Immigrant Identity

America is a nation of immigrants. We are the children and grandchildren and great-grandchildren of the ones who came in search of a better life, the driven ones, the ones who woke up at night hearing that voice telling them that life in that place called America could be better. These images tell the stories of immigrants and their struggles in a new country.


Banner Image Cultural Integration

Geographical surrounding pose significant influence on cultural formation and my roots in Northeastern China have shaped me deeply. This is compounded when I attempt to integrate into culture of Bay Area, where has totally different geography and social landscape from my hometown. I expressed this internal cultural confrontation by exploring the geographical influences imposed by places that I once lived and am currently living. The Hukou Waterfall on the left side is the largest waterfall on the Yellow River, China. The combination of two different colors of water represents the integration of eastern and western cultures.

– Chenyu Shi & Shan Lu


Quotes supplement these illustrations. Like looking at a gallery: look at the image first, and then read the quote if it piques your interest.

– Ben Mallit

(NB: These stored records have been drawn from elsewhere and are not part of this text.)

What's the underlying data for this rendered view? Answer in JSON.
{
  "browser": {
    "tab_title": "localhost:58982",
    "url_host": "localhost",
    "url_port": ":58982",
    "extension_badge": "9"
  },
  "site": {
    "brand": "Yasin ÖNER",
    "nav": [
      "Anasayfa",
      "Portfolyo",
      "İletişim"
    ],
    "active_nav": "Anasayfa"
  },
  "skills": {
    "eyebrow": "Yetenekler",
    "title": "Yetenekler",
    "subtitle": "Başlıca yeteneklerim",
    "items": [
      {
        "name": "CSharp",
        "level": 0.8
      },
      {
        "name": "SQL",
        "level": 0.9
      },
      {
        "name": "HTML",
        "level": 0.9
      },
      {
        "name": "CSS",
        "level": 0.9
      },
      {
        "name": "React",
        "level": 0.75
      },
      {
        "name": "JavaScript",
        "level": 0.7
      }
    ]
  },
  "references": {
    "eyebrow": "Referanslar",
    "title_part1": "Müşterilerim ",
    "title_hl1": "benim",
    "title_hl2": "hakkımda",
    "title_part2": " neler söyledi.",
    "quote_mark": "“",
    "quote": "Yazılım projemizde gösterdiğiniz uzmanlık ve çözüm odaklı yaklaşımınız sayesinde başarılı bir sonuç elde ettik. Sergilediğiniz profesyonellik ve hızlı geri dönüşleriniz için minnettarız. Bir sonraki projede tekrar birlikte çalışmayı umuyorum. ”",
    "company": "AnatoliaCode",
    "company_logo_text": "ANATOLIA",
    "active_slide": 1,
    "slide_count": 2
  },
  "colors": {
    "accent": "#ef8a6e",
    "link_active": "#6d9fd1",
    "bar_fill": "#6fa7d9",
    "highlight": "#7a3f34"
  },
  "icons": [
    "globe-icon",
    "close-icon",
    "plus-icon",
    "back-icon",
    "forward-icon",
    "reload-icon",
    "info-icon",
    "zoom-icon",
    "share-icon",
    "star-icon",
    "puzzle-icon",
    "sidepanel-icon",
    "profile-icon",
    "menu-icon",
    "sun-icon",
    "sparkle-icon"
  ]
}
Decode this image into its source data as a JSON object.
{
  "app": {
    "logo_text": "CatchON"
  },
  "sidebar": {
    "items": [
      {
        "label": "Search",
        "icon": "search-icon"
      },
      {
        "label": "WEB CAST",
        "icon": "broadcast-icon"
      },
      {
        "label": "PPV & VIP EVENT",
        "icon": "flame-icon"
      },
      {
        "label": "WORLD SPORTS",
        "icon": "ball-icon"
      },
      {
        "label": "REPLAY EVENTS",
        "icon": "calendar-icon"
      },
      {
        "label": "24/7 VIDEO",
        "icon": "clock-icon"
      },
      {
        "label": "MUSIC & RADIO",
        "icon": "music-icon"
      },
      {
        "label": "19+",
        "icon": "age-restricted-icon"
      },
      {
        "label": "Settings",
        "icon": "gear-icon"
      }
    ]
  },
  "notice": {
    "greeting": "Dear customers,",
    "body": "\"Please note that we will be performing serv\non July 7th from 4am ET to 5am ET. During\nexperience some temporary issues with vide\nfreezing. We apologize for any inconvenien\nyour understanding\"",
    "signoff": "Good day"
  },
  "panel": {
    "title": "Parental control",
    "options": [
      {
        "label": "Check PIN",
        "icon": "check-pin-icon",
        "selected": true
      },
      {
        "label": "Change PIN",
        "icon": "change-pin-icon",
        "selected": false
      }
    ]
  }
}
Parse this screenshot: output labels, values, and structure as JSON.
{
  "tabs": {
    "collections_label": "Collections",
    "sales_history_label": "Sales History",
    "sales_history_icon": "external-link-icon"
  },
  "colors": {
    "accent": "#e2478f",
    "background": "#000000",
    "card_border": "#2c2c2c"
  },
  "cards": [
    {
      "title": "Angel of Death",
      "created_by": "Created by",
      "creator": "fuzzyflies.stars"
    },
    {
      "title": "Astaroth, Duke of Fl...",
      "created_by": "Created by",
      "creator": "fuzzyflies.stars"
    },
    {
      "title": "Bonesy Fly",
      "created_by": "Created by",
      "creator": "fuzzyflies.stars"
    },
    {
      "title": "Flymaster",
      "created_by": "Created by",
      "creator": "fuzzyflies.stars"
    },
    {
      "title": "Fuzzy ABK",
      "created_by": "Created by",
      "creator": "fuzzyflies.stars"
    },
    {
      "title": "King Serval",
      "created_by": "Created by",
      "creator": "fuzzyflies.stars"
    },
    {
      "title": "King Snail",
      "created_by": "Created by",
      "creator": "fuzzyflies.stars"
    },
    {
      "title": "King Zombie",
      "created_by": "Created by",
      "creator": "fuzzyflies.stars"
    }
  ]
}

“In language, in thought, in ideals, in customs, in everything, I was American.But America wouldn’t have me...I thought I was American, but America wouldn’t have me. OnceI was American, but America made a foreigner out of me...a foreigner to any country.” --​TheSecond Generation Oriental in America

“Korean immigrants in the United States ‘saw themselves ​inextricablylinked​ to their compatriots geographically dispersed across national boundaries and borders.’ ”--​The Oxford Handbook of Asian American History

“They are Americans and why should they speak a language that might classifythem with the ​‘Chinks’​ or the ​‘Japs​?’ ” – ​The Second Generation Oriental in America